Microscopic Anatomy and Structural Biology


The Department of Microscopic Anatomy and Structural Biology led by Benoît Zuber develops and applies advanced methods to explore the fine structure of organs, cells, and proteins. To this end we mainly use cryo-electron microscopy and serial block face scanning electron microscopy

Time-resolved structural study of exocytosis

Isolated neuronal synapse

In our brain, information travels along the axon of neurons in the form of electrical signals. When the signal reaches the end of the axon, chemical messagers (neurotransmitters) are released and are detected by the neigbouring neuron, which in turn processes the signal. This happens at a specialized and asymetric interneuronal contact site called the synapse. Neurotransmitters are contained in membrane-bounded synaptic vesicles. Typically a synapse contains hundreds of vesicles. When an electrical signal arrives to the synapse, it triggers the entry of calcium in the presynaptic neuron, which in turn triggers the fusion of one or a few vesicles with the plasma membrane, resulting in the release of neurotransmitters in the extracellular space between the two neurons.

A number of questions about the mechanism of fusion remain open.
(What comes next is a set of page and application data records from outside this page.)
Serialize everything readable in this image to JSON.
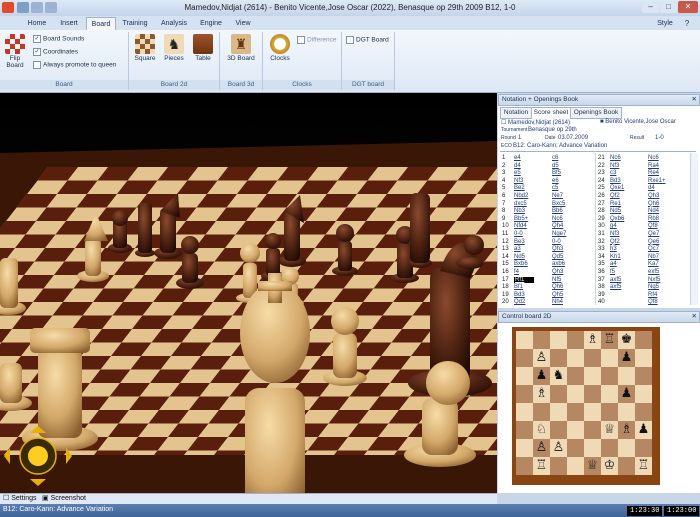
{
  "window": {
    "title": "Mamedov,Nidjat (2614) - Benito Vicente,Jose Oscar (2022), Benasque op 29th 2009  B12, 1-0"
  },
  "tabs": [
    "Home",
    "Insert",
    "Board",
    "Training",
    "Analysis",
    "Engine",
    "View"
  ],
  "active_tab": "Board",
  "style_label": "Style",
  "ribbon": {
    "flip_board": "Flip Board",
    "board_sounds": "Board Sounds",
    "coordinates": "Coordinates",
    "always_promote": "Always promote to queen",
    "group_board": "Board",
    "square": "Square",
    "pieces": "Pieces",
    "table": "Table",
    "group_board2d": "Board 2d",
    "board3d": "3D Board",
    "group_board3d": "Board 3d",
    "clocks": "Clocks",
    "difference": "Difference",
    "group_clocks": "Clocks",
    "dgt_board": "DGT Board",
    "group_dgt": "DGT board"
  },
  "notation_panel": {
    "title": "Notation + Openings Book",
    "subtabs": [
      "Notation",
      "Score sheet",
      "Openings Book"
    ],
    "active_subtab": "Score sheet",
    "white_player": "Mamedov,Nidjat (2614)",
    "black_player": "Benito Vicente,Jose Oscar",
    "tournament_label": "Tournament",
    "tournament": "Benasque op 29th",
    "round_label": "Round",
    "round": "1",
    "date_label": "Date",
    "date": "03.07.2009",
    "result_label": "Result",
    "result": "1-0",
    "eco_label": "ECO",
    "eco": "B12: Caro-Kann: Advance Variation",
    "moves_left": [
      [
        "1",
        "e4",
        "c6"
      ],
      [
        "2",
        "d4",
        "d5"
      ],
      [
        "3",
        "e5",
        "Bf5"
      ],
      [
        "4",
        "Nf3",
        "e6"
      ],
      [
        "5",
        "Be2",
        "c5"
      ],
      [
        "6",
        "Nbd2",
        "Ne7"
      ],
      [
        "7",
        "dxc5",
        "Bxc5"
      ],
      [
        "8",
        "Nb3",
        "Bb6"
      ],
      [
        "9",
        "Bb5+",
        "Nc6"
      ],
      [
        "10",
        "Nfd4",
        "Qh4"
      ],
      [
        "11",
        "0-0",
        "Nge7"
      ],
      [
        "12",
        "Be3",
        "0-0"
      ],
      [
        "13",
        "a3",
        "Qh3"
      ],
      [
        "14",
        "Nd5",
        "Qd5"
      ],
      [
        "15",
        "Bxb6",
        "axb6"
      ],
      [
        "16",
        "f4",
        "Qh3"
      ],
      [
        "17",
        "Rf1",
        "Nf5"
      ],
      [
        "18",
        "Bf1",
        "Qh6"
      ],
      [
        "19",
        "Bd3",
        "Qh5"
      ],
      [
        "20",
        "Qd2",
        "Nh4"
      ]
    ],
    "moves_right": [
      [
        "21",
        "Nc6",
        "Nc6"
      ],
      [
        "22",
        "Nf3",
        "Ra4"
      ],
      [
        "23",
        "c3",
        "Re4"
      ],
      [
        "24",
        "Bd3",
        "Rxe1+"
      ],
      [
        "25",
        "Qxe1",
        "d4"
      ],
      [
        "26",
        "Qf2",
        "Qh3"
      ],
      [
        "27",
        "Re1",
        "Qh6"
      ],
      [
        "28",
        "Nd5",
        "Nd4"
      ],
      [
        "29",
        "Qxb6",
        "Rb8"
      ],
      [
        "30",
        "g4",
        "Qf8"
      ],
      [
        "31",
        "Nf3",
        "Qe7"
      ],
      [
        "32",
        "Qf2",
        "Qe6"
      ],
      [
        "33",
        "h3",
        "Qc7"
      ],
      [
        "34",
        "Kh1",
        "Nb7"
      ],
      [
        "35",
        "a4",
        "Ka7"
      ],
      [
        "36",
        "f5",
        "exf5"
      ],
      [
        "37",
        "axf5",
        "Nxf5"
      ],
      [
        "38",
        "axf5",
        "Ng5"
      ],
      [
        "39",
        "",
        "Rf4"
      ],
      [
        "40",
        "",
        "Qf8"
      ]
    ],
    "highlight_move": "Rf1"
  },
  "control_board": {
    "title": "Control board 2D",
    "pieces": [
      [
        "",
        "",
        "",
        "",
        "♗",
        "♖",
        "♚",
        ""
      ],
      [
        "",
        "♙",
        "",
        "",
        "",
        "",
        "♟",
        ""
      ],
      [
        "",
        "♟",
        "♞",
        "",
        "",
        "",
        "",
        ""
      ],
      [
        "",
        "♗",
        "",
        "",
        "",
        "",
        "♟",
        ""
      ],
      [
        "",
        "",
        "",
        "",
        "",
        "",
        "",
        ""
      ],
      [
        "",
        "♘",
        "",
        "",
        "",
        "♕",
        "♗",
        "♟"
      ],
      [
        "",
        "♙",
        "♙",
        "",
        "",
        "",
        "",
        ""
      ],
      [
        "",
        "♖",
        "",
        "",
        "♕",
        "♔",
        "",
        "♖"
      ]
    ],
    "light_square": "#f0d9b5",
    "dark_square": "#b58863",
    "border_color": "#8b4513"
  },
  "bottom_tabs": {
    "settings": "Settings",
    "screenshot": "Screenshot"
  },
  "status": {
    "opening": "B12: Caro-Kann: Advance Variation",
    "clock_white": "1:23:30",
    "clock_black": "1:23:00"
  },
  "colors": {
    "accent": "#3f6498",
    "ribbon_bg": "#dde8f5"
  }
}
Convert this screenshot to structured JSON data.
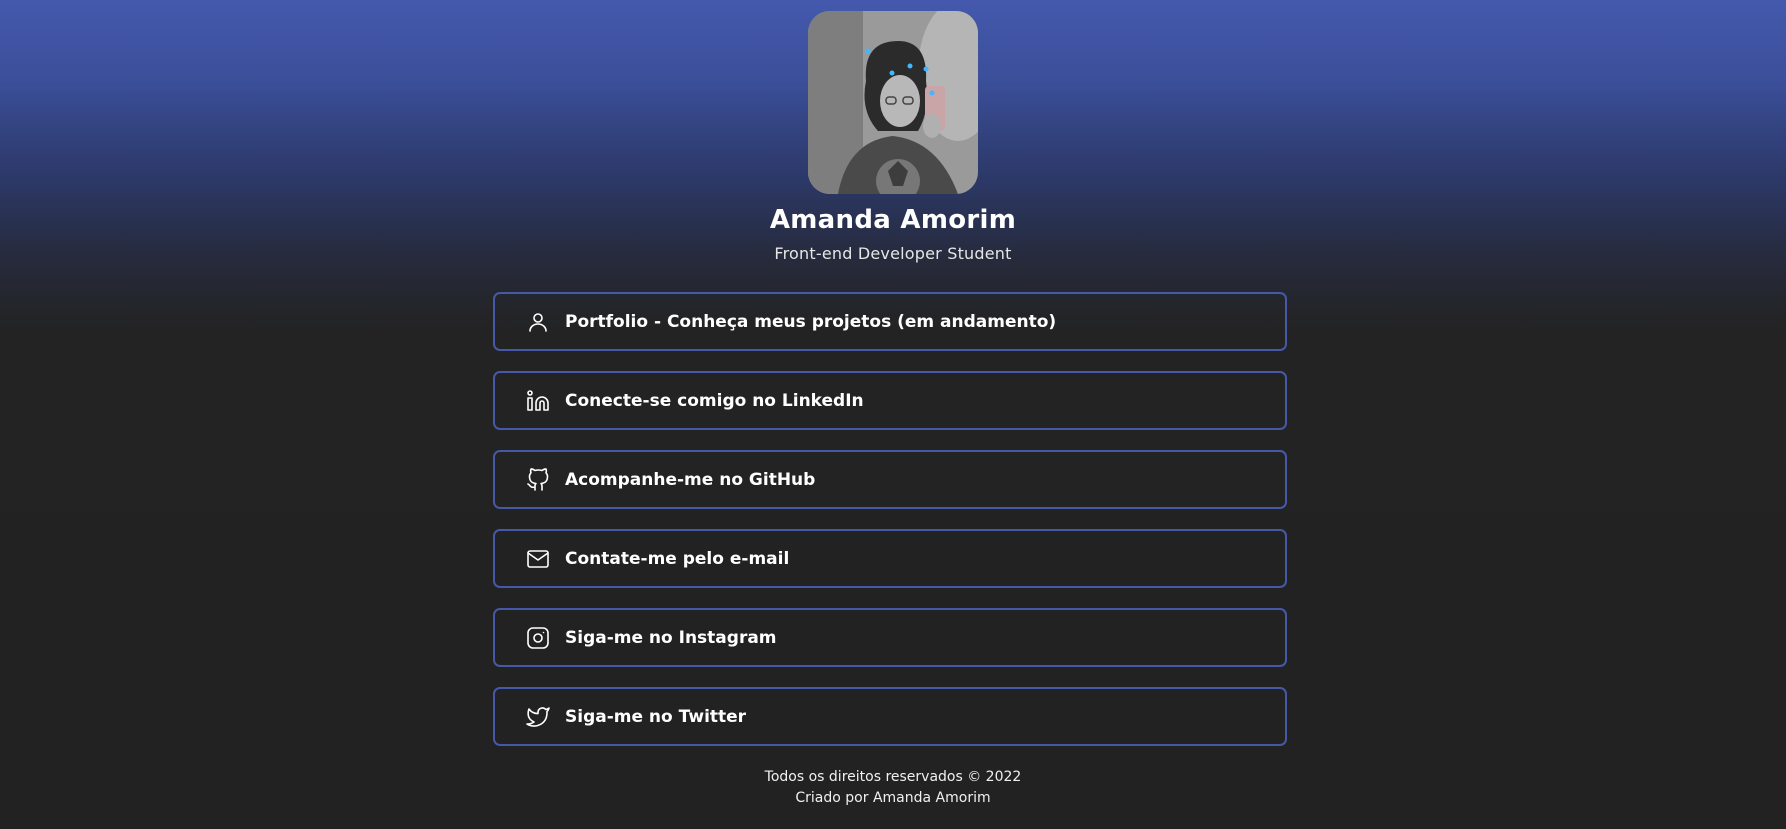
{
  "profile": {
    "name": "Amanda Amorim",
    "subtitle": "Front-end Developer Student"
  },
  "links": [
    {
      "icon": "user-icon",
      "label": "Portfolio - Conheça meus projetos (em andamento)"
    },
    {
      "icon": "linkedin-icon",
      "label": "Conecte-se comigo no LinkedIn"
    },
    {
      "icon": "github-icon",
      "label": "Acompanhe-me no GitHub"
    },
    {
      "icon": "mail-icon",
      "label": "Contate-me pelo e-mail"
    },
    {
      "icon": "instagram-icon",
      "label": "Siga-me no Instagram"
    },
    {
      "icon": "twitter-icon",
      "label": "Siga-me no Twitter"
    }
  ],
  "footer": {
    "rights": "Todos os direitos reservados © 2022",
    "credit": "Criado por Amanda Amorim"
  },
  "colors": {
    "accent": "#4658a8",
    "background": "#222222",
    "gradient_top": "#4459ad"
  }
}
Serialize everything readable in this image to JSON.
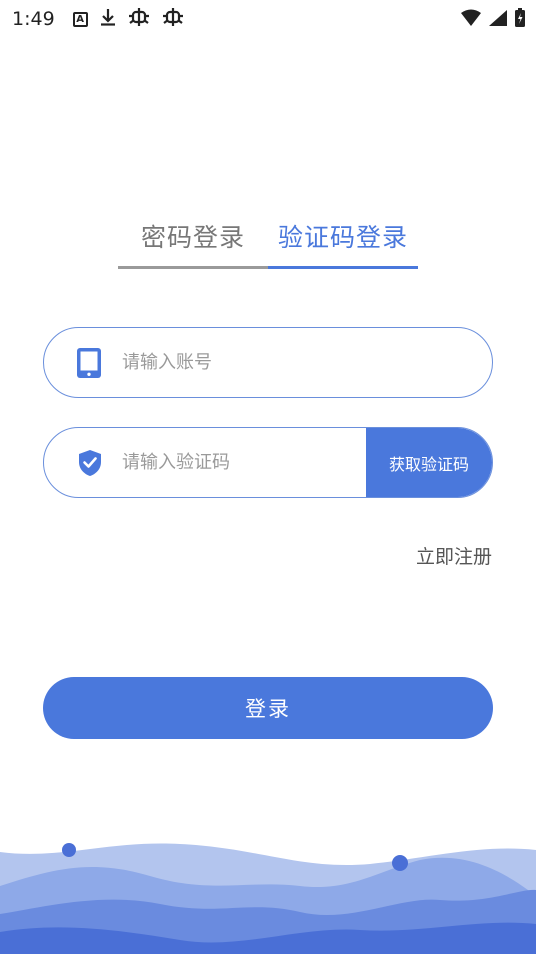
{
  "status_bar": {
    "time": "1:49",
    "icons": [
      "a-badge-icon",
      "download-icon",
      "bug-icon",
      "bug-icon"
    ],
    "right_icons": [
      "wifi-icon",
      "signal-icon",
      "battery-charging-icon"
    ]
  },
  "tabs": [
    {
      "label": "密码登录",
      "active": false
    },
    {
      "label": "验证码登录",
      "active": true
    }
  ],
  "account": {
    "placeholder": "请输入账号",
    "value": "",
    "icon": "tablet-icon"
  },
  "code": {
    "placeholder": "请输入验证码",
    "value": "",
    "icon": "shield-check-icon",
    "button_label": "获取验证码"
  },
  "register_label": "立即注册",
  "login_label": "登录",
  "colors": {
    "accent": "#4a78dc",
    "wave_light": "#b3c5ee",
    "wave_mid": "#7f9ce6",
    "wave_dark": "#4a6fd6"
  }
}
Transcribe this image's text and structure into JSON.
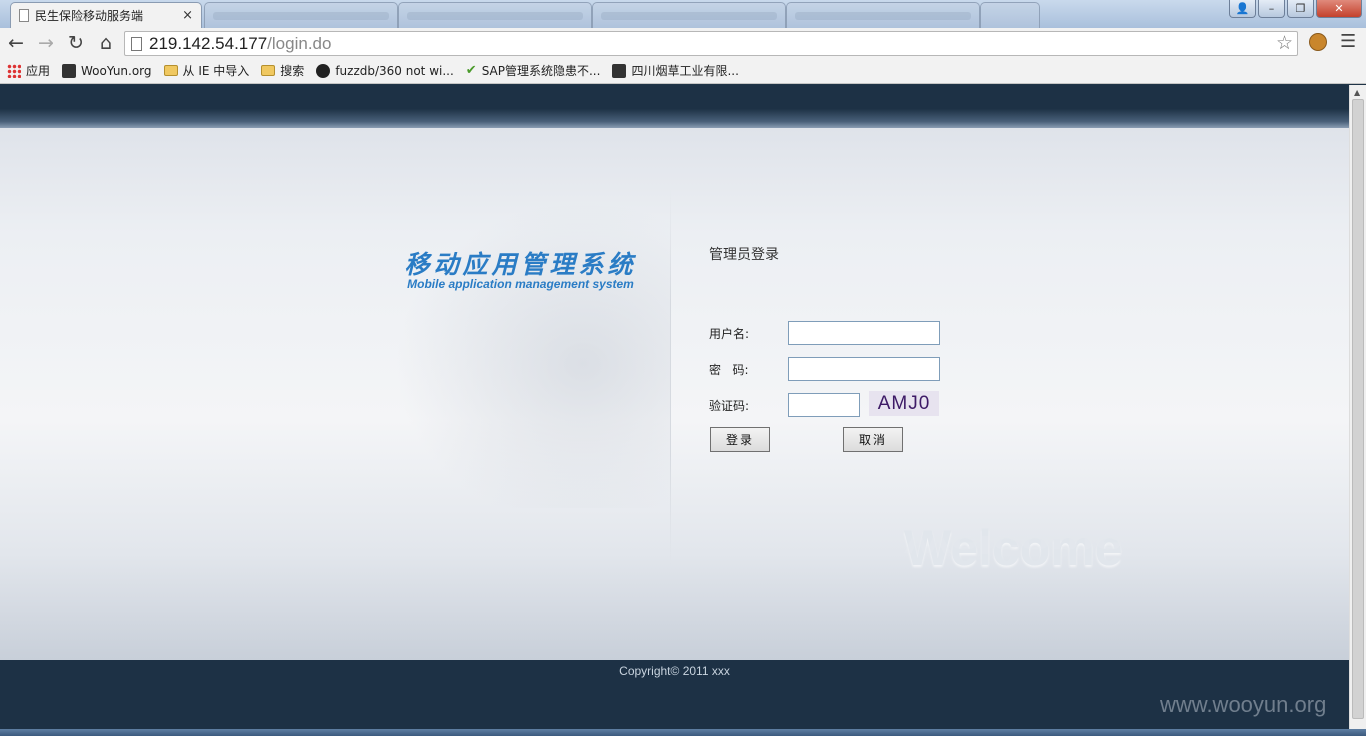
{
  "browser": {
    "active_tab_title": "民生保险移动服务端",
    "tab_close": "×",
    "window_buttons": {
      "minimize": "–",
      "maximize": "❐",
      "close": "✕"
    },
    "url_host": "219.142.54.177",
    "url_path": "/login.do",
    "bookmarks": [
      {
        "label": "应用",
        "icon": "apps-icon"
      },
      {
        "label": "WooYun.org",
        "icon": "page-icon"
      },
      {
        "label": "从 IE 中导入",
        "icon": "folder-icon"
      },
      {
        "label": "搜索",
        "icon": "folder-icon"
      },
      {
        "label": "fuzzdb/360 not wi...",
        "icon": "github-icon"
      },
      {
        "label": "SAP管理系统隐患不...",
        "icon": "check-icon"
      },
      {
        "label": "四川烟草工业有限...",
        "icon": "page-icon"
      }
    ]
  },
  "page": {
    "logo_cn": "移动应用管理系统",
    "logo_en": "Mobile application management system",
    "form_title": "管理员登录",
    "username_label": "用户名:",
    "password_label": "密   码:",
    "captcha_label": "验证码:",
    "captcha_text": "AMJ0",
    "login_button": "登录",
    "cancel_button": "取消",
    "welcome_text": "Welcome",
    "copyright": "Copyright© 2011 xxx"
  },
  "watermark": "www.wooyun.org",
  "colors": {
    "header_dark": "#1d3145",
    "logo_blue": "#2a7cc5",
    "captcha_bg": "#e7e3ef"
  }
}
We approach them with an original method where we analyze by cryo-electron tomography (LINK) the 3-dimensional ultrastructure of native isolated synapses (synaptosomes) that were fixed by vitrification milliseconds after exocytosis has been triggered. We focus in particular on the structure of membranes, as well as on the modification occurring to the dense network of filaments interconnecting the vesicles.

Collaborators: Vladan Lucic (MPI Biochemistry, Martinsried), Harvey McMahon (MRC LMB, Cambridge), Henning Stahlberg (University of Basel).

Membrane patches isolated from neuroendocrine cells

Neuroendocrine cells are another type of cells exhibiting calcium-triggered exocytosis. In this case large dense core vesicles filled with hormones fuse with the plasma membrane and release their content in the blood stream. Although the proteins involved in neuroendocrine secretion are in part identical and in part homolog to the neuronal proteins, the kinetics of neuroendocine secretion are slower those of neuronal secretion. In order to study the ultrastructural changes taking place in neuroendocrine secretion we have developed a system where the plasma membrane and associated structures, such as docked vesicles and the actin cortex, are isolated directly on an electron microscopy grid. The method, termed iMEM (isolation of Membrane patches for cryo-Electron Microscopy), allows a quick preparation of thin specimens directly observable by cryo-EM or cryo-ET. Furthermore, since the cytoplasmic side of the plasma membrane is exposed, physiological events can be easily triggered chemically, and intracellular structures can be labelled with gold-coupled labels.

Reconstituted SNARE fusion

The SNARE proteins mediate exocytosis membrane fusion. A proteoliposome in vitro reconstitution system initiated by J. Rothman’s lab has allowed to biochemically dissect how a population of proteoliposome mimicking synaptic vesicles fuse with a population of proteoliposome mimicking the plasma membrane. We analyse structural changes occuring at the level of the membranes and of the proteins by cryo-electron tomography of this system in order to better understand the function of the fusion machinery.

Collaborators: Harvey McMahon (MRC LMB, Cambridge)

Pore-forming toxin aerolysin

Many pathogenic bacteria produce protein toxins. The largest class of toxins consists of pore-forming toxins. They are secreted by bacteria in a water-soluble form and after binding to a receptor on target cells, typically eukaryotic cells, they insert and form a pore in their membrane. The cells become leaky, which may eventually lead to cell death. Production of pore-forming proteins is not only found in bacteria but also in other kingdoms of life, where they may assume different roles, e.g. in the defense against pathogens by the immune system. Fresh water bacteria Aeromonas hydrophila produce toxin aerolysin, which is the archetype of a large family of pore-forming proteins present in all kingdoms of life. Secreted water-soluble aerolysin binds to glycosylphosphatidylinositol (GPI) anchored membrane proteins, which are found in all eukaryotes. There, aerolysin C-terminal part gets cleaved off by host cell proteases, it forms a homoheptameric complex. The complex then rapidly forms a β-barrel pore in the plasma membrane. We have used single particle cryo-electron microscopy to obtain the atomic structure of aerolysin variants (mutants) blocked at different stages of the pore formation process Iacovache et al. (2016) Nature communications 7:12062. Our structures revealed that a loop refolds to form of long β-barrel, that a major collapse of the protein leads to membrane insertion of the barrel and, finally, that the cytoplasmic tip of the β-barrel folds outwards to form a rivet within the hydrophobic part of the membrane and thereby firmly anchor the pore in the membrane. Our aim is now to further dissect the mechanism of pore formation to understand in greater details how a water-soluble protein can insert in a membrane bilayer.

Collaborators: Gisou van der Goot (EPFL), Matteo Dal Perraro (EPFL), Nuria Cirauqui (EPFL/Federal University of Rio de Janeiro)